Image Resizing Information
Images must be saved as JPG files (sometimes called jpeg).
Images should be saved as RGB color mode, not CMYK. CMYK will not display properly on our equipment.
Below are generalized instruction for resizing and saving your images. Many photo editing software programs will contain these same controls, including Preview (for Apple), Paint (for PC), and Photoshop. Additional online programs can provide additional tools for free.
- Be sure to do any cropping, color balancing, rotating, etc. BEFORE you begin the resizing process. It is best to begin with an original uncompressed file that is no smaller than 1920 pixels at 72 ppi (pixels per inch)—many cameras produce images that are much larger than this.
- Open your image and use the option to resize.
- Uncheck the “resample image” box
- Set ‘Resolution’ to 96 ppi. Make sure that the drop-down on the same line is set to ‘pixels/inch.’ Our projector can display a maximum of 96 pixels per inch. Higher numbers than that create larger files sizes that take up more room in our website without any benefit to the image.
- Recheck the “resample image” box.
- Make sure you are viewing the image measurements in pixels. Pixels serve as digital units of measurement.
- Make sure that the ‘Scale proportionally’ button is checked; this will keep the proportions of your image correct.
- Then, set the longest side to 1024 pixels. 1024 is the maximum number of pixels that our projector can see.

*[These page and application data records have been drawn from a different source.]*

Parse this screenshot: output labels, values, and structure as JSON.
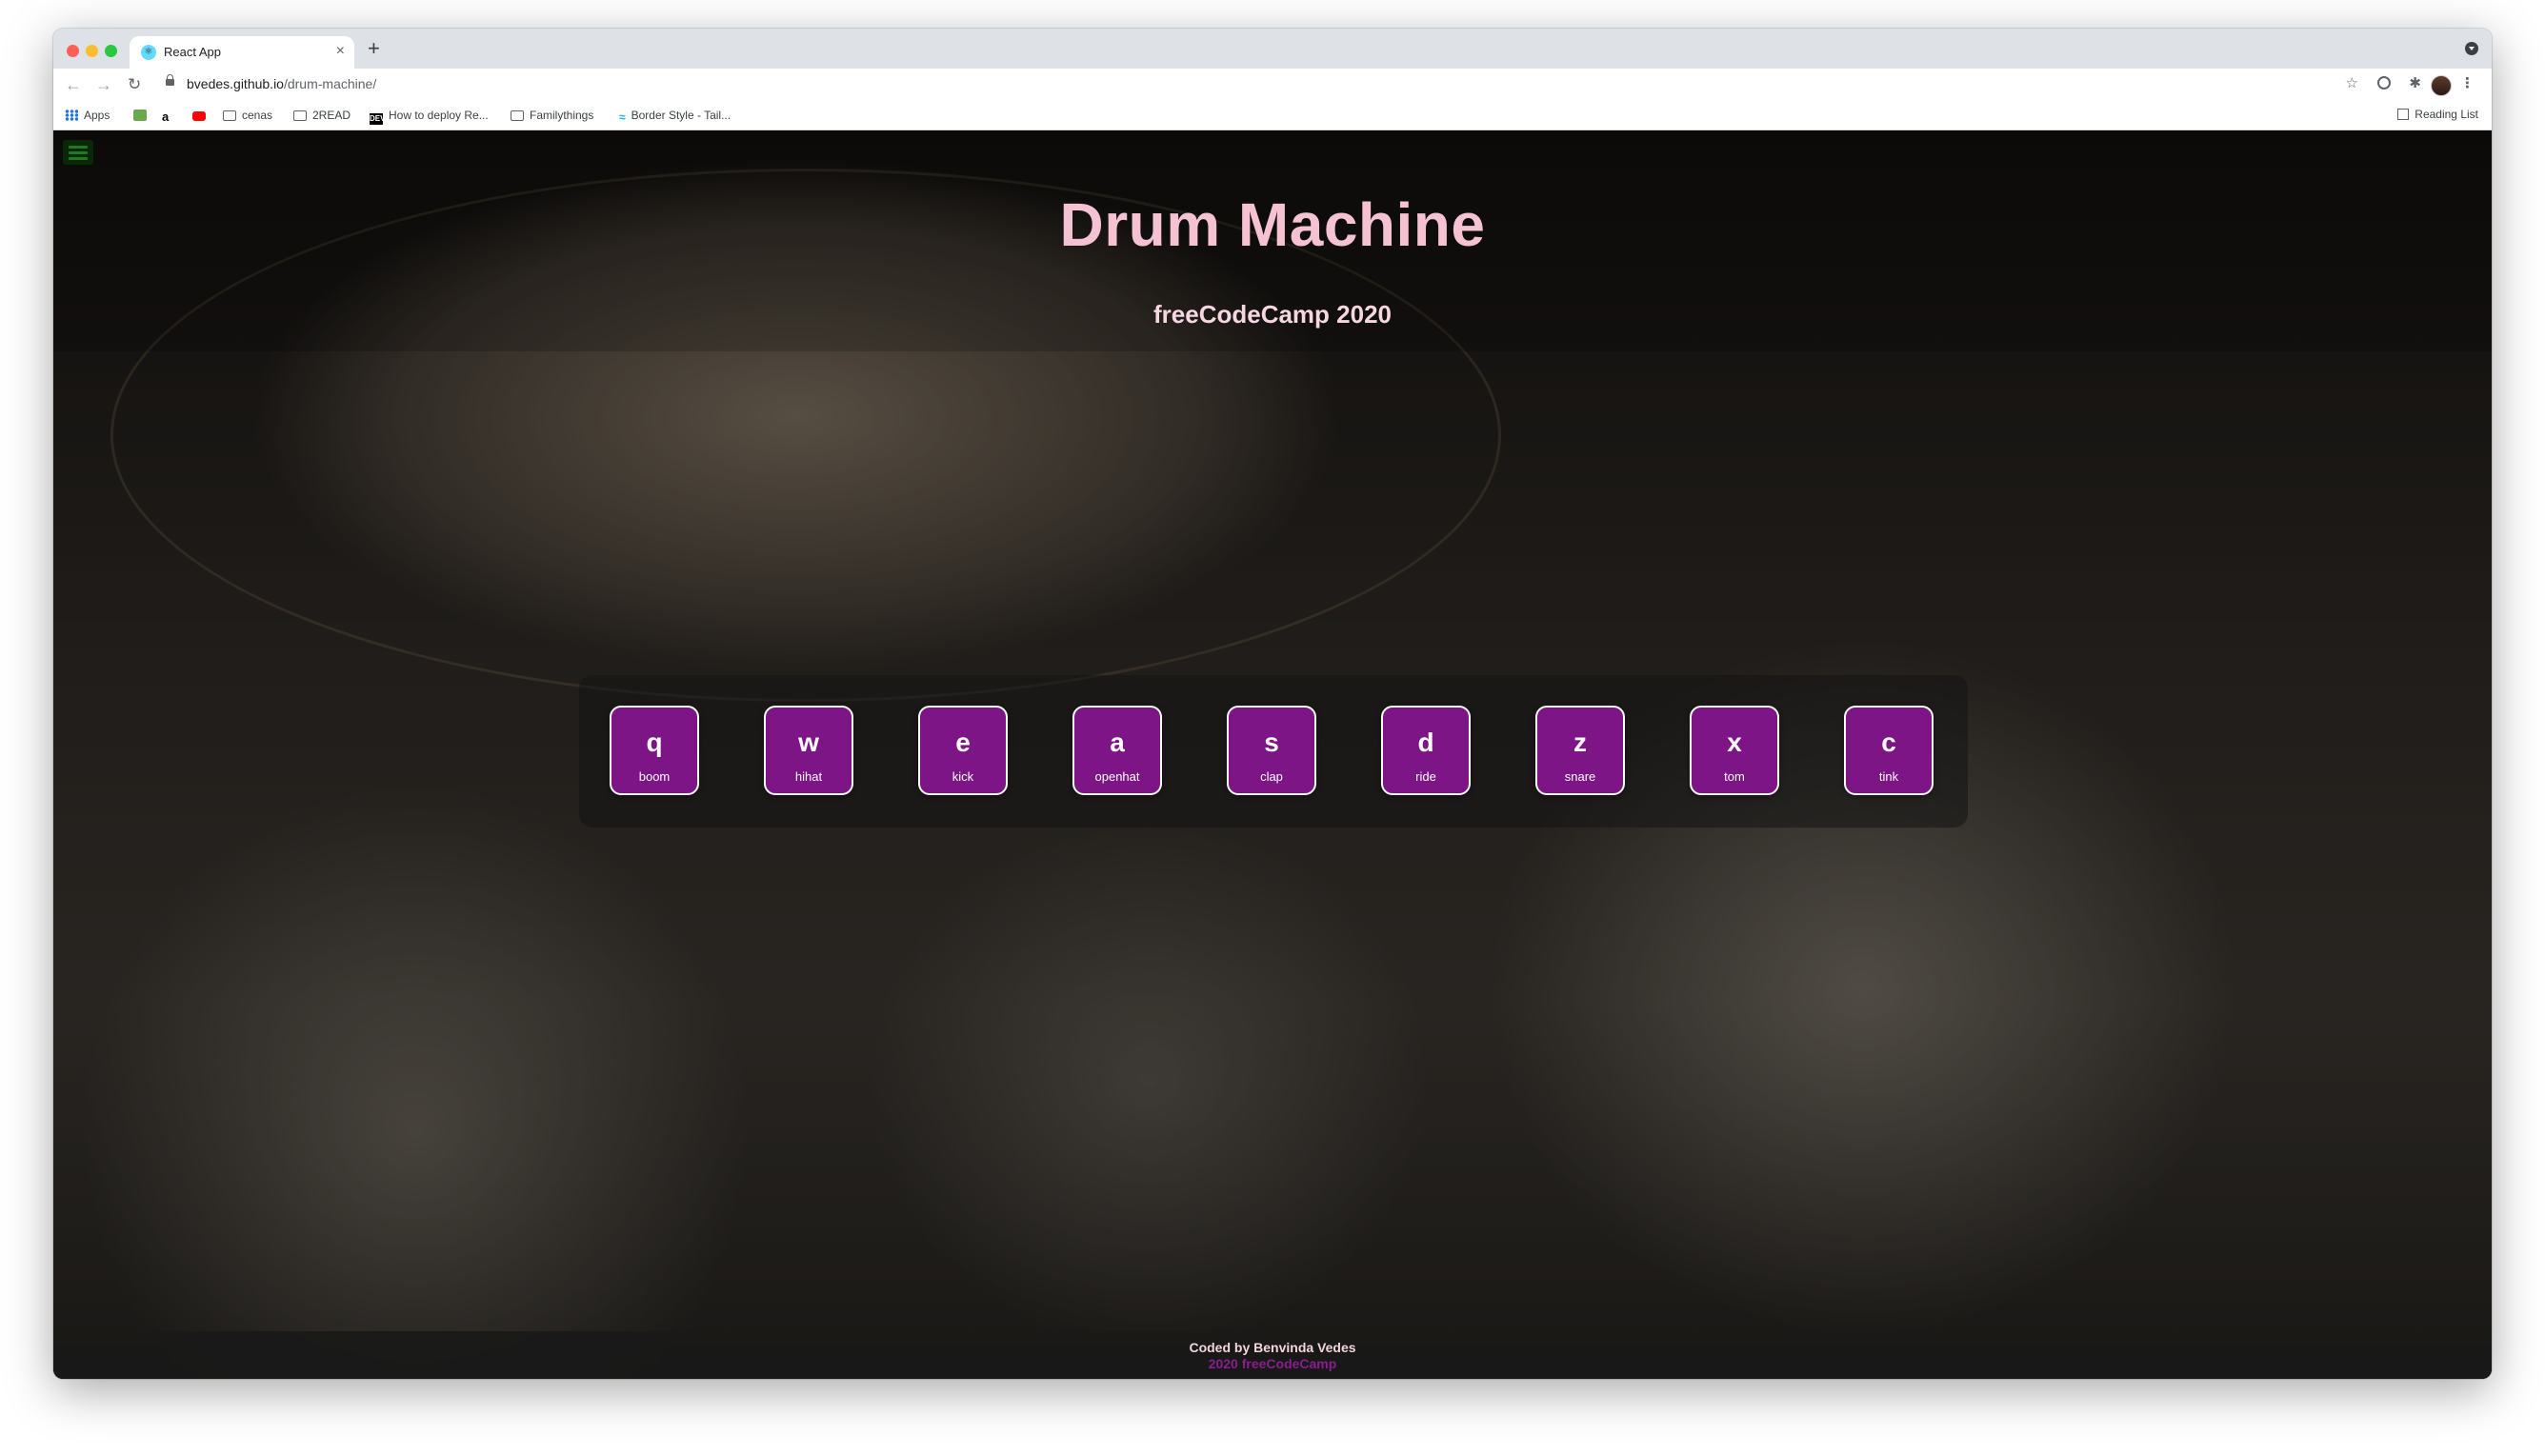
{
  "browser": {
    "tab_title": "React App",
    "tab_close": "×",
    "new_tab": "+",
    "url_host": "bvedes.github.io",
    "url_path": "/drum-machine/",
    "nav_back": "←",
    "nav_forward": "→",
    "nav_reload": "↻",
    "star_icon": "☆",
    "extensions_icon": "✱",
    "menu_icon": "⋮",
    "bookmarks": [
      {
        "label": "Apps",
        "icon": "apps-icon"
      },
      {
        "label": "",
        "icon": "green-square-icon"
      },
      {
        "label": "a",
        "icon": "amazon-icon"
      },
      {
        "label": "",
        "icon": "youtube-icon"
      },
      {
        "label": "cenas",
        "icon": "folder-icon"
      },
      {
        "label": "2READ",
        "icon": "folder-icon"
      },
      {
        "label": "How to deploy Re...",
        "icon": "dev-icon"
      },
      {
        "label": "Familythings",
        "icon": "folder-icon"
      },
      {
        "label": "Border Style - Tail...",
        "icon": "tailwind-icon"
      }
    ],
    "reading_list": "Reading List"
  },
  "page": {
    "title": "Drum Machine",
    "subtitle": "freeCodeCamp 2020",
    "pads": [
      {
        "key": "q",
        "sound": "boom"
      },
      {
        "key": "w",
        "sound": "hihat"
      },
      {
        "key": "e",
        "sound": "kick"
      },
      {
        "key": "a",
        "sound": "openhat"
      },
      {
        "key": "s",
        "sound": "clap"
      },
      {
        "key": "d",
        "sound": "ride"
      },
      {
        "key": "z",
        "sound": "snare"
      },
      {
        "key": "x",
        "sound": "tom"
      },
      {
        "key": "c",
        "sound": "tink"
      }
    ],
    "footer": {
      "credit": "Coded by Benvinda Vedes",
      "year": "2020 freeCodeCamp"
    }
  },
  "colors": {
    "title": "#f4c2d2",
    "pad_background": "#7d1587",
    "footer_year": "#8b1d8f"
  }
}
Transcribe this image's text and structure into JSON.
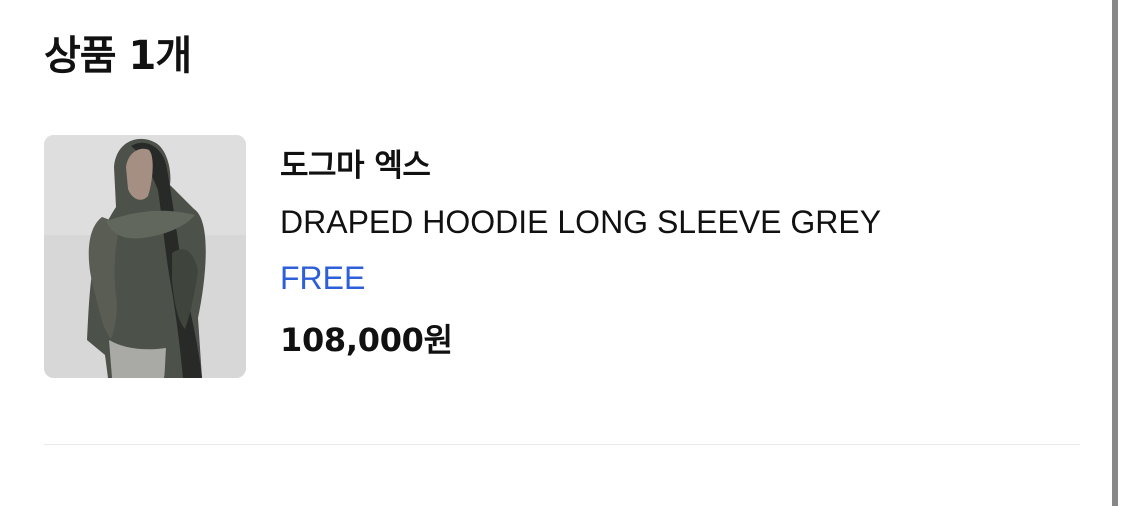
{
  "section": {
    "title": "상품 1개"
  },
  "product": {
    "image_alt": "DRAPED HOODIE LONG SLEEVE GREY",
    "brand": "도그마 엑스",
    "name": "DRAPED HOODIE LONG SLEEVE GREY",
    "option": "FREE",
    "price": "108,000원"
  },
  "colors": {
    "option_text": "#2d5fd8",
    "divider": "#e9e9e9",
    "scrollbar": "#888888"
  }
}
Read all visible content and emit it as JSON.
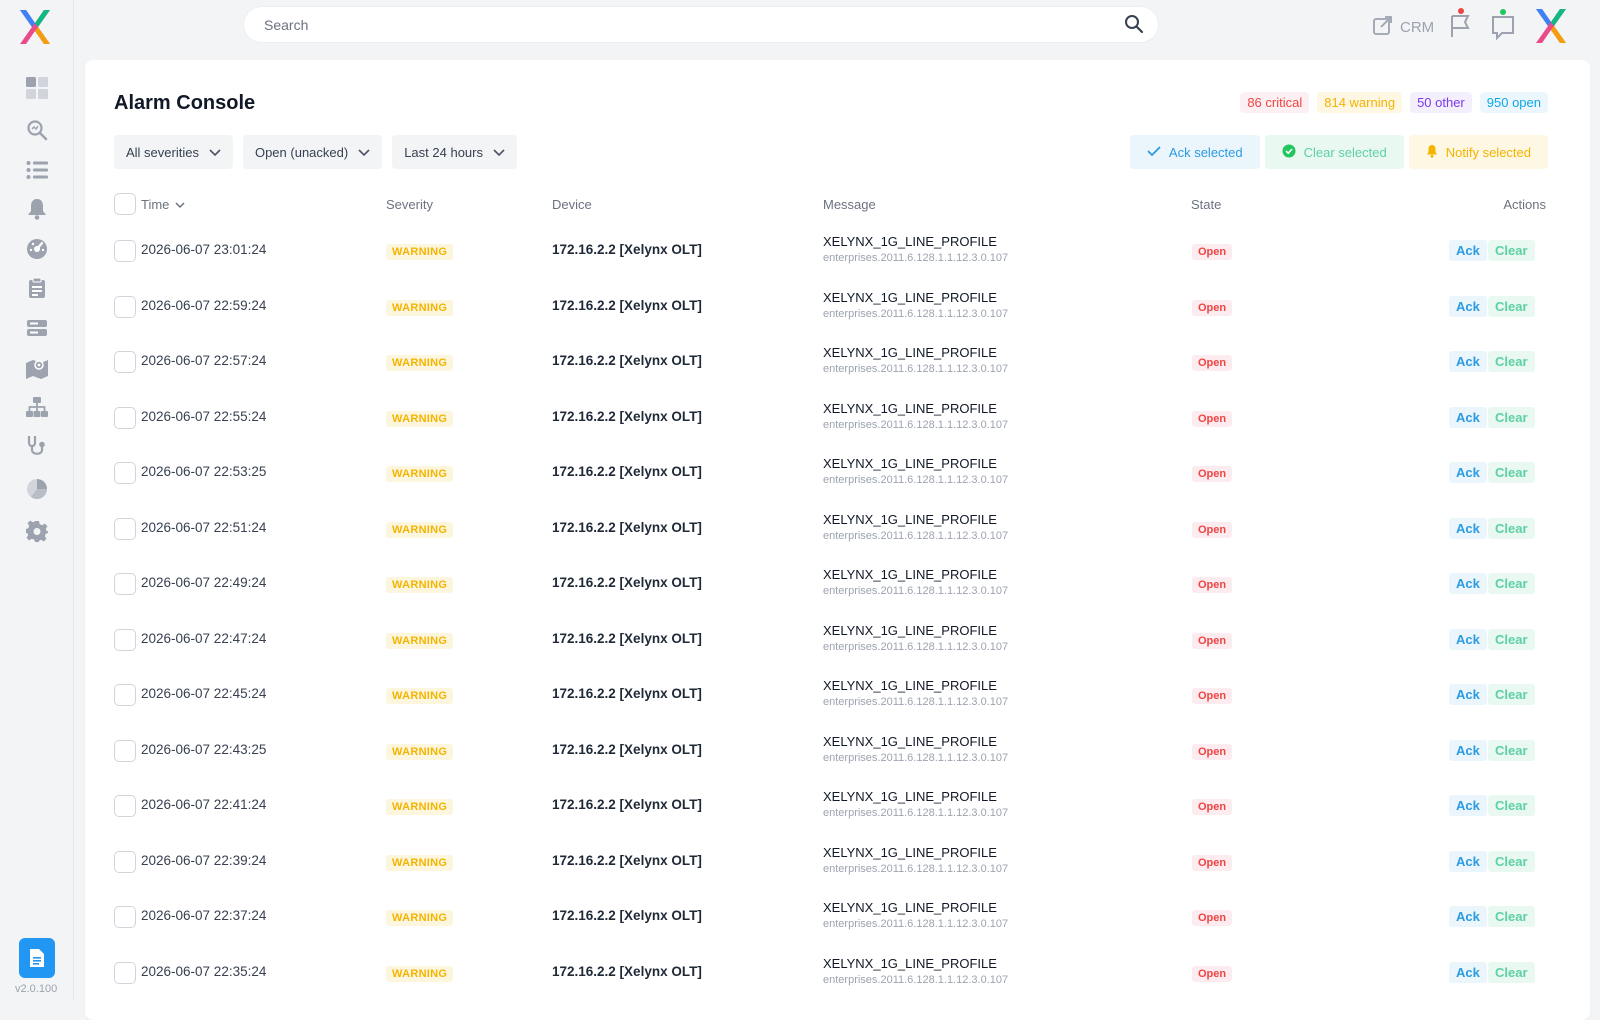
{
  "app": {
    "version": "v2.0.100"
  },
  "search": {
    "placeholder": "Search"
  },
  "topbar": {
    "crm_label": "CRM"
  },
  "page": {
    "title": "Alarm Console"
  },
  "summary": {
    "critical": "86 critical",
    "warning": "814 warning",
    "other": "50 other",
    "open": "950 open"
  },
  "filters": {
    "severity": "All severities",
    "state": "Open (unacked)",
    "range": "Last 24 hours"
  },
  "bulk_actions": {
    "ack": "Ack selected",
    "clear": "Clear selected",
    "notify": "Notify selected"
  },
  "columns": {
    "time": "Time",
    "severity": "Severity",
    "device": "Device",
    "message": "Message",
    "state": "State",
    "actions": "Actions"
  },
  "rows": [
    {
      "time": "2026-06-07 23:01:24",
      "severity": "WARNING",
      "device": "172.16.2.2 [Xelynx OLT]",
      "message": "XELYNX_1G_LINE_PROFILE",
      "oid": "enterprises.2011.6.128.1.1.12.3.0.107",
      "state": "Open",
      "ack": "Ack",
      "clear": "Clear"
    },
    {
      "time": "2026-06-07 22:59:24",
      "severity": "WARNING",
      "device": "172.16.2.2 [Xelynx OLT]",
      "message": "XELYNX_1G_LINE_PROFILE",
      "oid": "enterprises.2011.6.128.1.1.12.3.0.107",
      "state": "Open",
      "ack": "Ack",
      "clear": "Clear"
    },
    {
      "time": "2026-06-07 22:57:24",
      "severity": "WARNING",
      "device": "172.16.2.2 [Xelynx OLT]",
      "message": "XELYNX_1G_LINE_PROFILE",
      "oid": "enterprises.2011.6.128.1.1.12.3.0.107",
      "state": "Open",
      "ack": "Ack",
      "clear": "Clear"
    },
    {
      "time": "2026-06-07 22:55:24",
      "severity": "WARNING",
      "device": "172.16.2.2 [Xelynx OLT]",
      "message": "XELYNX_1G_LINE_PROFILE",
      "oid": "enterprises.2011.6.128.1.1.12.3.0.107",
      "state": "Open",
      "ack": "Ack",
      "clear": "Clear"
    },
    {
      "time": "2026-06-07 22:53:25",
      "severity": "WARNING",
      "device": "172.16.2.2 [Xelynx OLT]",
      "message": "XELYNX_1G_LINE_PROFILE",
      "oid": "enterprises.2011.6.128.1.1.12.3.0.107",
      "state": "Open",
      "ack": "Ack",
      "clear": "Clear"
    },
    {
      "time": "2026-06-07 22:51:24",
      "severity": "WARNING",
      "device": "172.16.2.2 [Xelynx OLT]",
      "message": "XELYNX_1G_LINE_PROFILE",
      "oid": "enterprises.2011.6.128.1.1.12.3.0.107",
      "state": "Open",
      "ack": "Ack",
      "clear": "Clear"
    },
    {
      "time": "2026-06-07 22:49:24",
      "severity": "WARNING",
      "device": "172.16.2.2 [Xelynx OLT]",
      "message": "XELYNX_1G_LINE_PROFILE",
      "oid": "enterprises.2011.6.128.1.1.12.3.0.107",
      "state": "Open",
      "ack": "Ack",
      "clear": "Clear"
    },
    {
      "time": "2026-06-07 22:47:24",
      "severity": "WARNING",
      "device": "172.16.2.2 [Xelynx OLT]",
      "message": "XELYNX_1G_LINE_PROFILE",
      "oid": "enterprises.2011.6.128.1.1.12.3.0.107",
      "state": "Open",
      "ack": "Ack",
      "clear": "Clear"
    },
    {
      "time": "2026-06-07 22:45:24",
      "severity": "WARNING",
      "device": "172.16.2.2 [Xelynx OLT]",
      "message": "XELYNX_1G_LINE_PROFILE",
      "oid": "enterprises.2011.6.128.1.1.12.3.0.107",
      "state": "Open",
      "ack": "Ack",
      "clear": "Clear"
    },
    {
      "time": "2026-06-07 22:43:25",
      "severity": "WARNING",
      "device": "172.16.2.2 [Xelynx OLT]",
      "message": "XELYNX_1G_LINE_PROFILE",
      "oid": "enterprises.2011.6.128.1.1.12.3.0.107",
      "state": "Open",
      "ack": "Ack",
      "clear": "Clear"
    },
    {
      "time": "2026-06-07 22:41:24",
      "severity": "WARNING",
      "device": "172.16.2.2 [Xelynx OLT]",
      "message": "XELYNX_1G_LINE_PROFILE",
      "oid": "enterprises.2011.6.128.1.1.12.3.0.107",
      "state": "Open",
      "ack": "Ack",
      "clear": "Clear"
    },
    {
      "time": "2026-06-07 22:39:24",
      "severity": "WARNING",
      "device": "172.16.2.2 [Xelynx OLT]",
      "message": "XELYNX_1G_LINE_PROFILE",
      "oid": "enterprises.2011.6.128.1.1.12.3.0.107",
      "state": "Open",
      "ack": "Ack",
      "clear": "Clear"
    },
    {
      "time": "2026-06-07 22:37:24",
      "severity": "WARNING",
      "device": "172.16.2.2 [Xelynx OLT]",
      "message": "XELYNX_1G_LINE_PROFILE",
      "oid": "enterprises.2011.6.128.1.1.12.3.0.107",
      "state": "Open",
      "ack": "Ack",
      "clear": "Clear"
    },
    {
      "time": "2026-06-07 22:35:24",
      "severity": "WARNING",
      "device": "172.16.2.2 [Xelynx OLT]",
      "message": "XELYNX_1G_LINE_PROFILE",
      "oid": "enterprises.2011.6.128.1.1.12.3.0.107",
      "state": "Open",
      "ack": "Ack",
      "clear": "Clear"
    }
  ],
  "colors": {
    "accent_blue": "#2196f3",
    "critical": "#ef4444",
    "warning": "#f4b400",
    "other": "#7c3aed",
    "open": "#0ea5e9",
    "clear": "#22c55e"
  },
  "sidebar": {
    "icons": [
      "dashboard-icon",
      "search-analytics-icon",
      "list-icon",
      "bell-icon",
      "gauge-icon",
      "clipboard-icon",
      "server-icon",
      "map-icon",
      "network-icon",
      "stethoscope-icon",
      "pie-chart-icon",
      "gear-icon"
    ]
  }
}
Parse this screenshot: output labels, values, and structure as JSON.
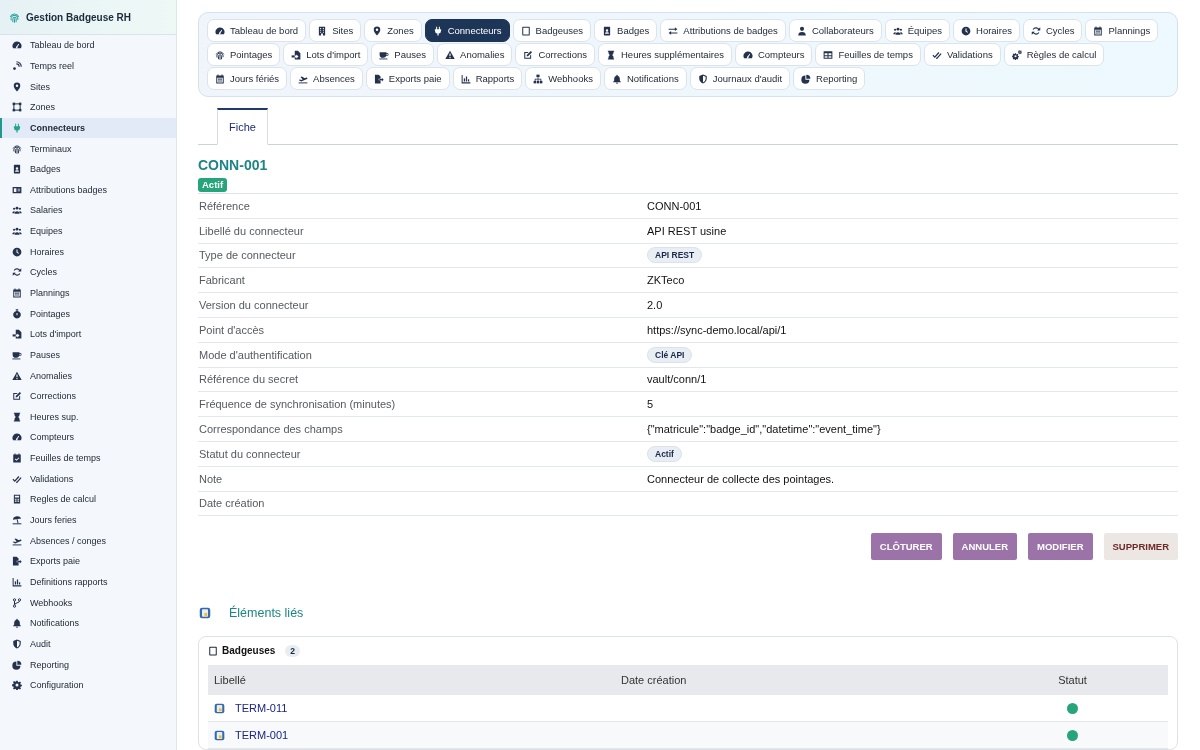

- Save or duplicate your image. Use the Save For Web command to make a new file with this altered image. Save for Web will also keep the file smaller than Save As. Always keep your original files separately. If given further quality options, select anything in the upper 80% of the provided range (e.g. 10 – 12, or 70 – 90). Check sRGB if given the option.
- Choose a new name for your image and make sure that the file type is .jpg. It is a good practice for your file name to have your name in it (i.e. DoeJImaged1.jpg) and include the extension “.jpg”.
You may choose to upload video work samples, provided that the video is a work sample or documentation of an installation or physical work that cannot be portrayed by a still image, and not a biographical piece, documentary, or process video. Our image guidelines stipulate 30 seconds exchange for 1 still image.
- Please upload your video to sites such as youtube.com or vimeo.com using information found on their sites.
- Once the upload is completed the site will send you an email to notify you that your video is done uploading and processing.
- Include a link to the video in your image list, and email your links to firstname.lastname@example.org after submitting your application.
Documenting Work &
Building a Portfolio
Giving general advice about building a portfolio is risky business and can be taken with a grain of salt. The most important advice: be yourself, be confident in your work, plan ahead, and ask for help where you need it.
- The goal of photographing your work for our submissions should be to eliminate any distractions and show your work at its finest. Many artists shoot their work on white or gradient black backdrops. Dirty and wrinkled backdrops should be avoided.
- Does photography matter? For outstanding work, the jury might be willing to overlook your cat in the background. For the rest of us, crisp images lend a level of seriousness and intent to your application. We want your work to be viewed in the best way possible and often the only representation we have is that one image. The internet abounds with tips, tricks, and DIY solutions to provide even lighting from daylight or household lamps, and using inexpensive paper backdrops rather than fabric, carpet, or your kitchen counter. While professional photography is certainly a privilege, it is not always accessible. Take your time and plan appropriately for supplies and time to photograph and edit.
- The work in your portfolio should flow from one image to the next. It can be difficult for the jury to understand you as an artist if your portfolio jumps from figurative work to functional pots to abstract sculpture. You might also consider having all of your images the same shape (landscape versus portrait) and all shot on a similar background (white versus gray). This might mean leaving out work that you’re very proud of, in order to keep your application more concise and effective.
- Strike a balance of work that shows your most current interests and your past achievements. The jury is interested to see what you’re currently pursuing and what you have done in the past (and how they might be related), but does not need to see your full arc of growth and development.
- Keep in mind that this portfolio is not a commercial pitch or social media campaign. Individual jurors will vary, but in general we prefer to see pots themselves, not a staged shot, e.g., your pots being used for breakfast. Of course, if your proposal is about social events using your pots, or you’re asking for funding for website development and professional photography, etc., it might be helpful to have these examples.
- Ask a trusted friend or mentor to review your portfolio and application with you, or contact your local regional arts council (listed in the resources section) or Springboard for the Arts. Our program manager is also available to review and advise on your submission with at least two weeks before the grant deadline. Contact us at email@example.com.